[What is being asked]
Return every line below in which "caption" appears.
**** Excerpted records
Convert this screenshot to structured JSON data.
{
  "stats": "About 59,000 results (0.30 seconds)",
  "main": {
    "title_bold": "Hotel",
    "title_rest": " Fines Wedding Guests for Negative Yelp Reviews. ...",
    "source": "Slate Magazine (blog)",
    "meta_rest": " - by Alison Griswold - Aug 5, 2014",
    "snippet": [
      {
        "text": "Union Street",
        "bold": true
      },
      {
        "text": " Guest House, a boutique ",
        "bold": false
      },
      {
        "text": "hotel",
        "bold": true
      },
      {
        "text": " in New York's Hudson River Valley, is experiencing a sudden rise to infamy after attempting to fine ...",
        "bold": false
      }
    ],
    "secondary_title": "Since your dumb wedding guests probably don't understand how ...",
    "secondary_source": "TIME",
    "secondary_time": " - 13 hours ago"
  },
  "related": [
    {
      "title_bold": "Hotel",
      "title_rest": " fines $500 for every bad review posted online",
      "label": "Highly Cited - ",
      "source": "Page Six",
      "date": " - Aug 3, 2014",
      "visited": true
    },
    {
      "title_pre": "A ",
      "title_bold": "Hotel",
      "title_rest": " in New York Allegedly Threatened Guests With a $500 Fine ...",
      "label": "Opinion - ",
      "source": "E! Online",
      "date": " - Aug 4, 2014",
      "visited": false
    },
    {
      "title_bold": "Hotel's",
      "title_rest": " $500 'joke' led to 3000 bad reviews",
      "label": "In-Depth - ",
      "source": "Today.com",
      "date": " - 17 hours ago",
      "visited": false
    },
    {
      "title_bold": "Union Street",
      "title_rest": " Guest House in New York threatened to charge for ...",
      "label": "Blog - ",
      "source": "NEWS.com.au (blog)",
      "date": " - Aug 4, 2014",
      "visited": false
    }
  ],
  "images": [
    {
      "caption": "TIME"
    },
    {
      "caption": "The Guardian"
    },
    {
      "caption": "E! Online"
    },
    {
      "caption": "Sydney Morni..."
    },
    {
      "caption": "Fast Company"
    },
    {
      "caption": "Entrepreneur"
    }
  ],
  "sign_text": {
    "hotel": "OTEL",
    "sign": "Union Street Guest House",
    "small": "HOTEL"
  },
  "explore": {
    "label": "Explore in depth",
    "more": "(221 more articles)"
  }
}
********
[Response]
      "caption": "TIME"
      "caption": "The Guardian"
      "caption": "E! Online"
      "caption": "Sydney Morni..."
      "caption": "Fast Company"
      "caption": "Entrepreneur"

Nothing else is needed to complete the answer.